In particular, Phife was much better than I expected. Spending all "that time with his children" (because we'll just pretend that that was the reason why he was absent from music for the last decade) seemed to pay off, as his voice has aged into a raspy but powerful growl. Gone is the boyish, non-threatening sounding Phife that you heard on the old albums. In his place is a fiery Junior Reid sounding voice that mixed well with Q-Tips's timeless "I've just inhaled a tank of helium" pitch.
As it should've been, the set was heavy on their Greatest Hits, focused mainly on Low End Theory and Midnight Marauders material. "Buggin Out," segued to a Busta Rhymes-less "Oh My God," to "Jazz" to "Butta" to "Sucka Niggaz," which provided an unintentionally hilarious moment when Tip exhorted the crowd to sing along. Needless to say, you will never see anything more awkward than 10,000 lily-white Washingtonites gulping their throats and trying to mouth the words "sucka nigga."
From there, Tribe launched into "Steve Biko (Stir It Up)" which got the crowd going nuts, singing along to every word. Then weirdly enough, Tip performed "Vivrant Thing," from his abortion of a solo album Amplified. One couldn't help but wonder what the rest of the group thought about that decision, considering it wasn't like Phife was about to bust out hits from Ventilation: Da Lp. Then again, only three people actually listened to that album. All of them members of Phife's family.
Following Tip's solo track, the group launched into "Hot Sex On a Platter," a little heard track from the Boomerang Soundtrack.
Sadly, Eddie Murphy Lost Out on His Original Goal: Replacing Robin Givens and Halle Berry with a Pair Of Trannies In Need of Rides HomeAt this point, Tribe decided it was time to bring out the big guns, trotting out a hall of fame trio of songs, "Bonita Applebum," "Electric Relaxation," and "Can I Kick It?" After making the fans cheer for an encore, the group returned to deliver another stellar triumvirate: "Scenario," "Check the Rhime," and "Award Tour," to rounds of thunderous applause.
All in all, Tribe definitely put on a good show, as good as you're going to find in hip-hop, a genre of music sadly dominated by musicians who think a live show is playing abbreviated versions of songs punctuated by gun-shots (yeah..I'm looking at you Mobb Deep). Watching the group that had been my favorite in high school made me a bit sad, considering that no group since Tribe has emerged that could match their energy, charisma and mic skills.
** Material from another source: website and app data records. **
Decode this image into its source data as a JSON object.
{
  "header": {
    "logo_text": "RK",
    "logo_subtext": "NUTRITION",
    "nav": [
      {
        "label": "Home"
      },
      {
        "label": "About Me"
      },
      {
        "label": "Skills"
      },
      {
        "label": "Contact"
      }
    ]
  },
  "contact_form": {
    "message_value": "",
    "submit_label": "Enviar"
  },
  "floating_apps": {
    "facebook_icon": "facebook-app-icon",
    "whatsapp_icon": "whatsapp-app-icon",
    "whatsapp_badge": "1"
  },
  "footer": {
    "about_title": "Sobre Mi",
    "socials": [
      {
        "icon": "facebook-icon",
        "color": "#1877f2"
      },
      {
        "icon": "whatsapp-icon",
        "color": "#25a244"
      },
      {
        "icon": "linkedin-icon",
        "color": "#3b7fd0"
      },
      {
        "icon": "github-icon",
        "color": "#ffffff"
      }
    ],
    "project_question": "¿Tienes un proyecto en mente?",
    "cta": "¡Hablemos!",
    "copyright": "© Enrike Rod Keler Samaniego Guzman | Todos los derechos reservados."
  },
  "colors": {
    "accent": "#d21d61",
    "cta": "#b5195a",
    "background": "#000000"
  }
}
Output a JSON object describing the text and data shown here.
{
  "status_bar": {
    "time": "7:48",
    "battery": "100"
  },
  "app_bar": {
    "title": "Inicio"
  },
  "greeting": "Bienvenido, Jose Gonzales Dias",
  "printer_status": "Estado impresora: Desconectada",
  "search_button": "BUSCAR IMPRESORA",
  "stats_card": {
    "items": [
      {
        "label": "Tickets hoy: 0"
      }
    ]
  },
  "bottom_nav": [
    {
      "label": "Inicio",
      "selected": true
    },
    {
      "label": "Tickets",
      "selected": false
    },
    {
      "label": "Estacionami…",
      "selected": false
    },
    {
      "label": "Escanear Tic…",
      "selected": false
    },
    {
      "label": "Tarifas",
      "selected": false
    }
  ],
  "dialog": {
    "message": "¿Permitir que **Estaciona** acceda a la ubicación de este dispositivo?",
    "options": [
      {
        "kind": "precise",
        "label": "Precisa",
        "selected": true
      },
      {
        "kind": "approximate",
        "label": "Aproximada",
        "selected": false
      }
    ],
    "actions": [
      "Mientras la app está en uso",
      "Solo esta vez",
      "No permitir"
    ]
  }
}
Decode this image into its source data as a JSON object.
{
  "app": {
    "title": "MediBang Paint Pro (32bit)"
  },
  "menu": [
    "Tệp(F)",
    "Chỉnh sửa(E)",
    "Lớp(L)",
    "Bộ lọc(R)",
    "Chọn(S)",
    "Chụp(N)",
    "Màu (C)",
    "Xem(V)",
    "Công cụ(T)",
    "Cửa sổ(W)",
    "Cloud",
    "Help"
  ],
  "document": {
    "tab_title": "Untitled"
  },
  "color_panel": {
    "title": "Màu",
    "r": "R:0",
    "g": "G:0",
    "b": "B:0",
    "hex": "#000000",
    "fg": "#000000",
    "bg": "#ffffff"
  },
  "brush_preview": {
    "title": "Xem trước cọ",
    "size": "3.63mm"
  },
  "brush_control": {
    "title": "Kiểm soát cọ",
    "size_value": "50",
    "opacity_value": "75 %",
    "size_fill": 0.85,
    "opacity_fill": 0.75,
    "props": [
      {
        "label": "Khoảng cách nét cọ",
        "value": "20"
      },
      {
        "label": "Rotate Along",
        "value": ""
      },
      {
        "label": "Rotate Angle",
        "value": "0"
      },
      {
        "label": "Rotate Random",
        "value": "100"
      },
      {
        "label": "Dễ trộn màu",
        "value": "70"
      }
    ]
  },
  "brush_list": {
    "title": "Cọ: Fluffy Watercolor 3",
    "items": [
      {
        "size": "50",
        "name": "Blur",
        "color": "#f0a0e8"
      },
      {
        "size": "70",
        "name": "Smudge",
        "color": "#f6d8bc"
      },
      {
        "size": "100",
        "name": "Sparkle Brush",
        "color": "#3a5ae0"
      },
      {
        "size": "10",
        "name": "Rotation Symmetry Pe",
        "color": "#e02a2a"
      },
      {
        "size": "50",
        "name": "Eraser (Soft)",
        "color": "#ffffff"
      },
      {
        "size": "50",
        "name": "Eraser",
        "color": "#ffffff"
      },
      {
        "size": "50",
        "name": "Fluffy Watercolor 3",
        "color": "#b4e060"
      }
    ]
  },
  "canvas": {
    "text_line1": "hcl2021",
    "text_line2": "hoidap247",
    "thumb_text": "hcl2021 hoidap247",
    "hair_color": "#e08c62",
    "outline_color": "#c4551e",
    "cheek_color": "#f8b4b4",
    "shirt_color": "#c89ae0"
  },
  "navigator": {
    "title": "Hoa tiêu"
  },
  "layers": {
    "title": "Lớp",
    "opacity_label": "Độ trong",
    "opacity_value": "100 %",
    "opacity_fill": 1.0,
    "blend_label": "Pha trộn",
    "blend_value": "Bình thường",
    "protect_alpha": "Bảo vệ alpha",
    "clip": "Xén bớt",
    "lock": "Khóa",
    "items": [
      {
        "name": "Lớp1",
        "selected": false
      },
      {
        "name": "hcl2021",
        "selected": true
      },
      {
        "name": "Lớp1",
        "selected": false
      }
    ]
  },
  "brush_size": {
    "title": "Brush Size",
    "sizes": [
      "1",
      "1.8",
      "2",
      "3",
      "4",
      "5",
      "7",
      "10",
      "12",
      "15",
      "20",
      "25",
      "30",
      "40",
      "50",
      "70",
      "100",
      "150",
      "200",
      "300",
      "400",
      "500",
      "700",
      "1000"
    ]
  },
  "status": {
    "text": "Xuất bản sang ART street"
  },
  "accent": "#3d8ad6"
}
We're pretty far from Hip-Hop's golden age, but for an hour and fifteen minutes in Washington, Tribe Called Quest did their best to make you forget.
Download A Tribe Called Quest--"The Hop" from Beats, Rhymes and Life